The gameplay is still incredibly tight. Sure, there are a lot of glitches graphically in the game, but all in all it feels very fluid and organic. The combat can be a little cut and dry on occasion, though. It boils down to running up, swinging your sword, then backing up, or casting a spell where you point. There isn't much more to it than that. The ability to individually set what each hand is doing is long overdue, but that doesn't make the mechanics that much deeper. If you enjoyed the combat in Oblivion you won't find it all that different, and that's not a bad thing.
Skyrim also has spent much more time on the cinematography of gameplay. Occasionally you will be greeted with critical hit kills which are in third person and look pretty impressive.The introduction of dragons adds to that, and when you get a critical hit kill on a dragon it is absolutely beautiful. The kill animations are fluid and I have yet to feel like gameplay was interrupted by them. Other developers should take note of this. Skyrim managed to create a more immersive, more cinematic game while striking a balance with player agency.
With so many sequels whose single player modes have felt like rehashes of their previous games, it’s refreshing to see a sequel that continues to push its bounds and still feel so wonderfully new. Bethesda and The Elder Scrolls continues to hold the title of the definitive American RPG. There is so much to explore and so much to find. This is a game that really has no end, and I am okay with that. I have so many open quests, and actually want to finish all of them just to progress and discover new parts of Skyrim. The world starts off as a blank map and the story is an empty book. So much is up to you to fill as you choose.
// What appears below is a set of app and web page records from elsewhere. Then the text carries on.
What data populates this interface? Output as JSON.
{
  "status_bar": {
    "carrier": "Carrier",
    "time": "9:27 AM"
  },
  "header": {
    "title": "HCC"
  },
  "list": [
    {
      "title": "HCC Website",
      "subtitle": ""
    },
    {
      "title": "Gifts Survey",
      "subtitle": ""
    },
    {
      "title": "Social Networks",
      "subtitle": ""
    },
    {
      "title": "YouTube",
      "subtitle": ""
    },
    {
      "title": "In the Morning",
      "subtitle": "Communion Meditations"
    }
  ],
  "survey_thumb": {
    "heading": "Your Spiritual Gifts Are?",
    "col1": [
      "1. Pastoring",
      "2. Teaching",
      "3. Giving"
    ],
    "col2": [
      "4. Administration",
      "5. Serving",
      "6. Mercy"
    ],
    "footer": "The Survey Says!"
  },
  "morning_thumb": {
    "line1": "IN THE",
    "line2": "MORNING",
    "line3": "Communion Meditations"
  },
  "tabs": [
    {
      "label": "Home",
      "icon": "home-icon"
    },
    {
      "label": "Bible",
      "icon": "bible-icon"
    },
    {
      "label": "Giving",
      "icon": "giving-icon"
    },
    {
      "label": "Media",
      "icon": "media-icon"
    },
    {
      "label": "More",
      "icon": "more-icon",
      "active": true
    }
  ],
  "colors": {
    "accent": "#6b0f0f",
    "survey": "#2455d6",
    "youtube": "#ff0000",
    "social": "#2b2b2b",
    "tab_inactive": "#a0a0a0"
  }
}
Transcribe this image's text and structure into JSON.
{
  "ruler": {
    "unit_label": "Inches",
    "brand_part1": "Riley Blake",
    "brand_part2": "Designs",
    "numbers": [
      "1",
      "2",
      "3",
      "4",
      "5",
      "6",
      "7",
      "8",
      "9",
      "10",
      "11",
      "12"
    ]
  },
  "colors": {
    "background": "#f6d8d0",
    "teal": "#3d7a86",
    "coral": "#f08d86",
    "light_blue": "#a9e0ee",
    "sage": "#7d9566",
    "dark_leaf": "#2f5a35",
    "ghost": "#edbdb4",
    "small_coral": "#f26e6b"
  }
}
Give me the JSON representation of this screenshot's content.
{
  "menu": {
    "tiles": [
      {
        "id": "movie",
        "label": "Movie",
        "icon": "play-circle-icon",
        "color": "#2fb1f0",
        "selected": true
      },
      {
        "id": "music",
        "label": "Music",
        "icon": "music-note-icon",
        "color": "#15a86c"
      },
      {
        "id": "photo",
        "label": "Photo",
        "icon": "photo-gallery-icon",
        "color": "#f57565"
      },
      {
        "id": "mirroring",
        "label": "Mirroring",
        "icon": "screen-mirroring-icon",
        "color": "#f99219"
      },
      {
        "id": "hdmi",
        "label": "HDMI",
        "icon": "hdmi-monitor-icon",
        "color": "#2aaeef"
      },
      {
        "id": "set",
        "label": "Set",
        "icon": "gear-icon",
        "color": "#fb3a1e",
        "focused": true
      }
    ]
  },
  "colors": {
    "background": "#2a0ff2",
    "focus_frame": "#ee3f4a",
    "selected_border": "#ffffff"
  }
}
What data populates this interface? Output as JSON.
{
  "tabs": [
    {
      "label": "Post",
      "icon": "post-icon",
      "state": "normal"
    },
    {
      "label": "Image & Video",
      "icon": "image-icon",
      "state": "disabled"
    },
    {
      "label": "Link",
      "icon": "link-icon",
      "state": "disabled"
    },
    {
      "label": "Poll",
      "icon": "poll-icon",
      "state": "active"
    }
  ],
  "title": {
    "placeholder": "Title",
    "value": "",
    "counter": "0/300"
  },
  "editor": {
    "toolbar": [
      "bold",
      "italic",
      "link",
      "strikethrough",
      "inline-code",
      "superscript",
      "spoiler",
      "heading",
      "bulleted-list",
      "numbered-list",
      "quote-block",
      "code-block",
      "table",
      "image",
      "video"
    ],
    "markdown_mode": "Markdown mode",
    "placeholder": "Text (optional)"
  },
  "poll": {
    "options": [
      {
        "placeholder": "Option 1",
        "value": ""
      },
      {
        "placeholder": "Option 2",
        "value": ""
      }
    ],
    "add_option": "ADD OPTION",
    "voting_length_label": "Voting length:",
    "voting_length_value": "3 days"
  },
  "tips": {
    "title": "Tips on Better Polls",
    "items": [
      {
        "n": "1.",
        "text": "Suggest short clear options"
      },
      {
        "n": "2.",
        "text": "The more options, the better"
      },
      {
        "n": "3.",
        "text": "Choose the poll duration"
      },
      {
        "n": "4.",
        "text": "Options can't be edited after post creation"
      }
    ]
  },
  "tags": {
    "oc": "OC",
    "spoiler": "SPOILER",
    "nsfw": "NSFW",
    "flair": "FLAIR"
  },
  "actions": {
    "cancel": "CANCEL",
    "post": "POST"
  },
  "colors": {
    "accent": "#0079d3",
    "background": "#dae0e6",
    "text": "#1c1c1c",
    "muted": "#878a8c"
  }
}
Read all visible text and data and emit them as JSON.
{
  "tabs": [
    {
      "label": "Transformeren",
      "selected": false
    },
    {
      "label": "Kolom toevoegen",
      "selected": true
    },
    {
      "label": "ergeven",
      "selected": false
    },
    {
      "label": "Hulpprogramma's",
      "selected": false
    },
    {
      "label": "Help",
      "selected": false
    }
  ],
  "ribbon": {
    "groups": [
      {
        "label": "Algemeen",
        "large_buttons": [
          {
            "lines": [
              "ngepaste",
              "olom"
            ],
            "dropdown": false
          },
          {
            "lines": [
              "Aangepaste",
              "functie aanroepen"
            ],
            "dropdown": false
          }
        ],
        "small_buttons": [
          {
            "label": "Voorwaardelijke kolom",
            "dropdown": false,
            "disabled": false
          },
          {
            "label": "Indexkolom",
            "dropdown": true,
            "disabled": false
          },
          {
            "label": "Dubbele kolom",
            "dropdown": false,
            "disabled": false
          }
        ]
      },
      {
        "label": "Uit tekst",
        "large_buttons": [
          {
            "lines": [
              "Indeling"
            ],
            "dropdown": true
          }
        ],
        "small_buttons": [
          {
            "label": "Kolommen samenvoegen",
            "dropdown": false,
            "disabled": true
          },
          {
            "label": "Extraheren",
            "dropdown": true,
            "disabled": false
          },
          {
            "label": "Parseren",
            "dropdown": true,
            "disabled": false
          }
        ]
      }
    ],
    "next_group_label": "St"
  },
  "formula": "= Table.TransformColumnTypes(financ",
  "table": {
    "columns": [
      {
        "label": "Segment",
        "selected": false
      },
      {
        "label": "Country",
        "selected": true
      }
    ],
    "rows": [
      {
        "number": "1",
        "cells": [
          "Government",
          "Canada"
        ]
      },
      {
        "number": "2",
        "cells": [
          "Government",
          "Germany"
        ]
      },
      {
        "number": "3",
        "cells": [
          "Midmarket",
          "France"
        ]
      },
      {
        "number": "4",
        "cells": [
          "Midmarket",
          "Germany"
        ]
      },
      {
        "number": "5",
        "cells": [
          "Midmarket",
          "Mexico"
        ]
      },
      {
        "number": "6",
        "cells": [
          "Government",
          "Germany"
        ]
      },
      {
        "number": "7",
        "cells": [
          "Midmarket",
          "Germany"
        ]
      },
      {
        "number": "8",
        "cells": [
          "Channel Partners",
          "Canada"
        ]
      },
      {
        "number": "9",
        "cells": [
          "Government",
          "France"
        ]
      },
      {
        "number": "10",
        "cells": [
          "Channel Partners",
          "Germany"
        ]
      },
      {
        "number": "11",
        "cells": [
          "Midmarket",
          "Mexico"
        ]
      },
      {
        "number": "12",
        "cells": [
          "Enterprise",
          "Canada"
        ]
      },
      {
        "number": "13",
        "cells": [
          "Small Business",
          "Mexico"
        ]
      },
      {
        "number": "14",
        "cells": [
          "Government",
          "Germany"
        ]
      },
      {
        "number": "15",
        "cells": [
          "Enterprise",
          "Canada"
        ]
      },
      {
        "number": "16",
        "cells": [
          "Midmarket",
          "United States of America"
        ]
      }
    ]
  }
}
Recommendations: This game is a time sink. You will find yourself coming back over and over ready to accomplish something amazing in this new world, or even just to work on your crafting. Get this game only if you want to a thoroughly enjoyable, long single player experience. In a play time:price ratio, Skyrim is possibly the best value around. It’s easy to imagine that a few hundred hours can be spent playing Skyrim without even coming close to finishing all the quests or finding everything on the map. If you have played any of Bethesda’s previous games, get it. If you enjoy beautiful, cinematic games, get it. If you are curious about how an American RPG plays, definitely get it. The Elder Scrolls V: Skyrim could very easily be game of the year material in any category, but it is definitely the definitive RPG of the year and its only rival for single player so far is Batman: Arkham City. Even then, I am leaning towards Skyrim.
The clunky UI is doubly frustrating on the PC, but that's okay because there is a strong modding scene around all of The Elder Scrolls games, and I guarantee that it won't be much longer before the community fixes most of the problems I mentioned. Bethesda is also going to be releasing editing tools to make modding easier for PC players. If you can't wait that long, check out Gamefront's recommended tweaks to make the game that much more enjoyable. Long story short: get this game. What it does right outweighs what it does wrong by far. You will not be disappointed.